We must not allow our children to quit.  Once something is started, like piano lessons or violin lessons or a sport or project, you must make them stick to it.  Not forever, of course, but for a good season in order to teach them perseverance, self-denial and character.  Quitters go nowhere in this life, and nowhere in the hereafter.  Quitters will never learn to walk with God.  They will not learn to persevere in prayer.

We must never take the side of a child against authority; not on the job, not against a church counselor, not against a schoolteacher or anyone else.  If you do take the side of a child against any authority, you're sowing distrust and seeds of rebellion in that child's mind against all authority, and eventually against your own authority.  The Bible teaches us to submit to all authority.  If you disagree with the way your child has been treated by an authority, work it out with that authority but keep the child out of it.

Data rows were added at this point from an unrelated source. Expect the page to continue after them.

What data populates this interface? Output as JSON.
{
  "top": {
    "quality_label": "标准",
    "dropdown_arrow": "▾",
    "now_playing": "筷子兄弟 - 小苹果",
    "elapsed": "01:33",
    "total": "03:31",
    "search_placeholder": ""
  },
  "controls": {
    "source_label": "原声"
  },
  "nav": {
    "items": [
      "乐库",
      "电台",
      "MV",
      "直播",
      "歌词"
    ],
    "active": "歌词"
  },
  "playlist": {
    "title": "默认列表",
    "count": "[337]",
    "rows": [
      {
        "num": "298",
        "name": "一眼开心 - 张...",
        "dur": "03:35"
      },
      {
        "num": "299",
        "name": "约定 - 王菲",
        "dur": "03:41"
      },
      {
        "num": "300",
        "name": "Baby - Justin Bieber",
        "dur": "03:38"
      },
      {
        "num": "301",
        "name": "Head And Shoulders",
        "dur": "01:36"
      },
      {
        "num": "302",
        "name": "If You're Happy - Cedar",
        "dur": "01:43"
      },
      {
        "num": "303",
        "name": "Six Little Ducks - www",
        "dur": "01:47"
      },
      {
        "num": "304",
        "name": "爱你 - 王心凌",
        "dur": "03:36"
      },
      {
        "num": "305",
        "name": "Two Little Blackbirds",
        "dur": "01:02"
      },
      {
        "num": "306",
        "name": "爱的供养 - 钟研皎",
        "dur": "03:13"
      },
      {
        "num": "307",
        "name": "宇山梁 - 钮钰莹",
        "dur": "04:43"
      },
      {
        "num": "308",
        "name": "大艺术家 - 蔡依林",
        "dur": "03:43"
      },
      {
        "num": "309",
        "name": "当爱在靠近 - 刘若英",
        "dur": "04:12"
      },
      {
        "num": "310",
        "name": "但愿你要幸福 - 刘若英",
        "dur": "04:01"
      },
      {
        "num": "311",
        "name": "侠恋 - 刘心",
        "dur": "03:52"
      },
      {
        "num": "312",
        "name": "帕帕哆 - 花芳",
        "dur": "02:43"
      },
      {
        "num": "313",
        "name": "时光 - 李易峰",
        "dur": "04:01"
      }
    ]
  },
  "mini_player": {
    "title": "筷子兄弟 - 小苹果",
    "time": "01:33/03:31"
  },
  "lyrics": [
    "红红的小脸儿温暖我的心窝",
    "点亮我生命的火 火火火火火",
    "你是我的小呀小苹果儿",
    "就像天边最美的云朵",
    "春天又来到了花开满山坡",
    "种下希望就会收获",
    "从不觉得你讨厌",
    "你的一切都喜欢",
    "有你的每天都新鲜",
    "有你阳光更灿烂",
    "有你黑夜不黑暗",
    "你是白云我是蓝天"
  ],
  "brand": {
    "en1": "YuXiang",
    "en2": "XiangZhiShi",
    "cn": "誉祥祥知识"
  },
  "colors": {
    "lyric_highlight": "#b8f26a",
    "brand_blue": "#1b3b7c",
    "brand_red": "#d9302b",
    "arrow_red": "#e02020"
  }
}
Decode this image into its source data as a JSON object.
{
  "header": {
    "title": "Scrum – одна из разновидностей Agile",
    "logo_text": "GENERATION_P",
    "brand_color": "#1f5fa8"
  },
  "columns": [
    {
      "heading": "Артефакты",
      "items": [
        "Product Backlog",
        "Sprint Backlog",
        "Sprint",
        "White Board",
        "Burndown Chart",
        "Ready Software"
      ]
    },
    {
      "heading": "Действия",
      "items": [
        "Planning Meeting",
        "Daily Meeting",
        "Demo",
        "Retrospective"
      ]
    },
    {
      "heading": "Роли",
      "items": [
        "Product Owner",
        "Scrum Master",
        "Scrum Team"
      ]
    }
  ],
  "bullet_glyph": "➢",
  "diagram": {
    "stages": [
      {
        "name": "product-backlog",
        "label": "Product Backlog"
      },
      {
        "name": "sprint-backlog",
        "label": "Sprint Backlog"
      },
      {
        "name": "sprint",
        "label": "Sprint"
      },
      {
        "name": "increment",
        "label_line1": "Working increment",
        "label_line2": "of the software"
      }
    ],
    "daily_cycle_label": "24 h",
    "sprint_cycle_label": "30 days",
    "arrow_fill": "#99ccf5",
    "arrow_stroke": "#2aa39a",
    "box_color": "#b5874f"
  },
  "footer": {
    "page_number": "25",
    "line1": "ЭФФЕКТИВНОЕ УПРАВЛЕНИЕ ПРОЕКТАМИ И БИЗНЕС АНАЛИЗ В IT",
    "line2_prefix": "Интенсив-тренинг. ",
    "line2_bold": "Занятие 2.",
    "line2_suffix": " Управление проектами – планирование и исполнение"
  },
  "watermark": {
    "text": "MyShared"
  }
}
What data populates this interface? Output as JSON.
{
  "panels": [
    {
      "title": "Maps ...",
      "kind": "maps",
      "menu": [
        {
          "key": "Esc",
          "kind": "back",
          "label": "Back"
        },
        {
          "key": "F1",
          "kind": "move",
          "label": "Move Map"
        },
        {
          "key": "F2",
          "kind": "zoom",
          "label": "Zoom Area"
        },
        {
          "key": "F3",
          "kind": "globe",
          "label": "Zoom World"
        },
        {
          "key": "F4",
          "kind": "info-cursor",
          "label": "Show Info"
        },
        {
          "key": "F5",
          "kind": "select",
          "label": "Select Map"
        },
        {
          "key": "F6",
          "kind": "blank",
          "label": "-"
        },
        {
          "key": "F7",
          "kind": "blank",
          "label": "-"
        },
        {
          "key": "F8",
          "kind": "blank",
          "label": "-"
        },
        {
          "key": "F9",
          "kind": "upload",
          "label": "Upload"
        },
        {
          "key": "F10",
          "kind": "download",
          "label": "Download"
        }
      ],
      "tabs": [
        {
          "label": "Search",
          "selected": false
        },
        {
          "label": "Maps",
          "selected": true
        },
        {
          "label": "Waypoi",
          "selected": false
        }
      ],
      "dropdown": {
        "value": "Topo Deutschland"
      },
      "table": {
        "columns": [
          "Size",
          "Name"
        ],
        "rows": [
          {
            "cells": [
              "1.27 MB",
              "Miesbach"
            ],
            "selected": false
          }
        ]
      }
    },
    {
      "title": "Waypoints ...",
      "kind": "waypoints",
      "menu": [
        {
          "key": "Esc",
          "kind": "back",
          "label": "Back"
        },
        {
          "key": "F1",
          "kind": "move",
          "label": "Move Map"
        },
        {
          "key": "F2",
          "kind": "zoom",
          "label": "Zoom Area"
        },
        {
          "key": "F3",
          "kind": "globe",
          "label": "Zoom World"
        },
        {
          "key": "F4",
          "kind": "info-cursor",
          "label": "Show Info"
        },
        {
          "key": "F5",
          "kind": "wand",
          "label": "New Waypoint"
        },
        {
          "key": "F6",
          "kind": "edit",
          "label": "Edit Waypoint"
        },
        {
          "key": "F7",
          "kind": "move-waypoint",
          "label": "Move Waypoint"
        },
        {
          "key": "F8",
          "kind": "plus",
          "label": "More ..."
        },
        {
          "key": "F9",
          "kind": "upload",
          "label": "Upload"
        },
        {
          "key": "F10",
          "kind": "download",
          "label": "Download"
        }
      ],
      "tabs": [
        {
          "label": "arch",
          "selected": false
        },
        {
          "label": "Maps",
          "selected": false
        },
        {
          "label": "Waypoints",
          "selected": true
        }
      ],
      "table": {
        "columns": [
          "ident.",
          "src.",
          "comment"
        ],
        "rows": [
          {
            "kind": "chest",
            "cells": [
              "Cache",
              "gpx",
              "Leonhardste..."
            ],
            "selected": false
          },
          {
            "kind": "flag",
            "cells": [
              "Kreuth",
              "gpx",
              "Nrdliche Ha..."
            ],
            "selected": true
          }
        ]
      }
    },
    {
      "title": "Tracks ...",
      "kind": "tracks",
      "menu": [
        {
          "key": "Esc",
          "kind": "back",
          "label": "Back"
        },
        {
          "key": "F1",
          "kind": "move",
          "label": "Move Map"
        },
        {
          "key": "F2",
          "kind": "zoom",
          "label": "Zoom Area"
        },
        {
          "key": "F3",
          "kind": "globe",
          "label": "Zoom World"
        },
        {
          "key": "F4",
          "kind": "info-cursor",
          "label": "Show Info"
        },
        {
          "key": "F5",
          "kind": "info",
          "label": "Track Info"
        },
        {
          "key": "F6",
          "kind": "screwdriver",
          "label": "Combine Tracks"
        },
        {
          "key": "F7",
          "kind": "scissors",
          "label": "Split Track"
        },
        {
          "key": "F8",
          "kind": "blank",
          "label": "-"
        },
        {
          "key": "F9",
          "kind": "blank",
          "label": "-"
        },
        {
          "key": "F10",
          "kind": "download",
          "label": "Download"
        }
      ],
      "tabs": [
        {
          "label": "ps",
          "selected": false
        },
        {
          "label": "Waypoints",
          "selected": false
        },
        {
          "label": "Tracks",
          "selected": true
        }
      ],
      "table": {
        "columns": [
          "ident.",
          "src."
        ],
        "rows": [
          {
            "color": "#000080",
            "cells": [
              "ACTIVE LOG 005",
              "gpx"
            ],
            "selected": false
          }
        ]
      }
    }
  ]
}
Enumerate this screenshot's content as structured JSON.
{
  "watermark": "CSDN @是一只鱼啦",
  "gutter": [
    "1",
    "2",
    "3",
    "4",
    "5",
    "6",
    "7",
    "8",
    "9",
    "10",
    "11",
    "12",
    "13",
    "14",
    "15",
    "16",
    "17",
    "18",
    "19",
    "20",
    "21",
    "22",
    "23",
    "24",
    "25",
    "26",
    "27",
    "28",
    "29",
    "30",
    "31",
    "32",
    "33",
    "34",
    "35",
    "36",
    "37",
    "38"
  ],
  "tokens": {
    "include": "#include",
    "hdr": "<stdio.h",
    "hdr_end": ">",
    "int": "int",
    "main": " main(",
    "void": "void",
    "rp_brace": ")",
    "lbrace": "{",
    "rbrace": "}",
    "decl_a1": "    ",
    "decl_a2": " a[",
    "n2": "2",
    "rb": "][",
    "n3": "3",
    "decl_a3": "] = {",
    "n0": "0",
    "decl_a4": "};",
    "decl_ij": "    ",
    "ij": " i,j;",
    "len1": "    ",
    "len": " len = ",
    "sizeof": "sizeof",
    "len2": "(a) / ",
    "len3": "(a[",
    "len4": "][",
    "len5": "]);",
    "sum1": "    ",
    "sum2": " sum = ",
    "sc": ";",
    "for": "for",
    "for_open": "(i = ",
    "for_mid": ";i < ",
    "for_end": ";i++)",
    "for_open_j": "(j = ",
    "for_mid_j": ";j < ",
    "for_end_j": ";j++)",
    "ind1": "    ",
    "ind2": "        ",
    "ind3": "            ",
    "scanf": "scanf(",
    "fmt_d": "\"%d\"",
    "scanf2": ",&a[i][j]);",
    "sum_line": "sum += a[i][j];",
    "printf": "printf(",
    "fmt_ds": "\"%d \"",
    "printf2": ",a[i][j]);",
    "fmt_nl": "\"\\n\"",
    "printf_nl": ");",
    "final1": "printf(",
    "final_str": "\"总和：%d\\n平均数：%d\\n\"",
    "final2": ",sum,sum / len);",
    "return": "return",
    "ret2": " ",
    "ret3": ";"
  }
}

We need to teach our children manners.  Sisters should treat their brothers like kings; brothers should treat their sisters like queens.  One way you do that is by the father treating his wife like a queen and the wife treating her husband like a king. Train your children to chew with their mouths closed and to pass the food on as soon as they have taken some for themselves.  Teach them to do all the household chores.  Keep them busy with productive tasks and challenges so that there is no time wasted in front of the television.  When I raised my children they were allowed only one hour of television each week and I selected the program and watched it with them.  Don't allow your children to interrupt a conversation between any two persons. Train them to behave as adults do, even as a young person. In Israel , children become adults at thirteen; over here some of them are not grown up until they are in their twenties, and behave foolishly for many years, with severe consequences.

Train your children to eat wholesome foods and to drink wholesome drinks.  Do not load their bodies down with food coloring, pesticides, insecticides, animal hormones and the preservatives found in most foods.  Do not poison their little bodies.  If you do, there will be consequences.  Develop in your children an appetite for healthy foods and drinks.  Teach your children to sit straight and stand straight.  Never allow your children to raid the refrigerator or pantry.  Have fixed meals and only specific times for snacks.  The snacks also must be healthy. Everyone needs to practice self-control even in how we eat.

Teach your children personal hygiene.  Fathers, you must approve the clothing style of your son and your daughter.  Don't leave those decisions to them or to their peers.

Fathers, train your children to be slow to judge.  Do that primarily by example, and sometimes by explanation.  We never know the whole story of any one case, only God does.  The judgmental spirit is no respecter of persons.  If you allow your children to judge someone else, eventually they will judge you, too.

Teach your children to accept a minority mentality.  Train them to shun popularity with man.  Train them to want to please God in everything. True Christianity is a minority faith.  Train them to be comfortable with it.  Train them that this is a fact of life.  Having Jesus as a friend is a thousand times more wonderful than having 1000 friends of the world.  It is quality that counts and not quantity.

Train your children to love good workmanship and success more than money.  "The love of money is the root of all evil"(1Tim. 6:10).  Train them never to spend more money than they make.  Train them to give at least 10% of their money to the work of God.

Train your children not to make excuses. Read from Genesis to the Revelation and tell me how many times God accepted an excuse. Of course we are not God, but we are the closest examples our children have to Him. If you accept an excuse be very sure it is legitimate.

Train them never to blame others for their own problems, for if you don’t, they will.

Finally, give them the blessing of this promise “honor thy father and mother; which is the first commandment with promise; that it maybe well with thee, and thou mayest live long on the earth” (Eph. 6:3).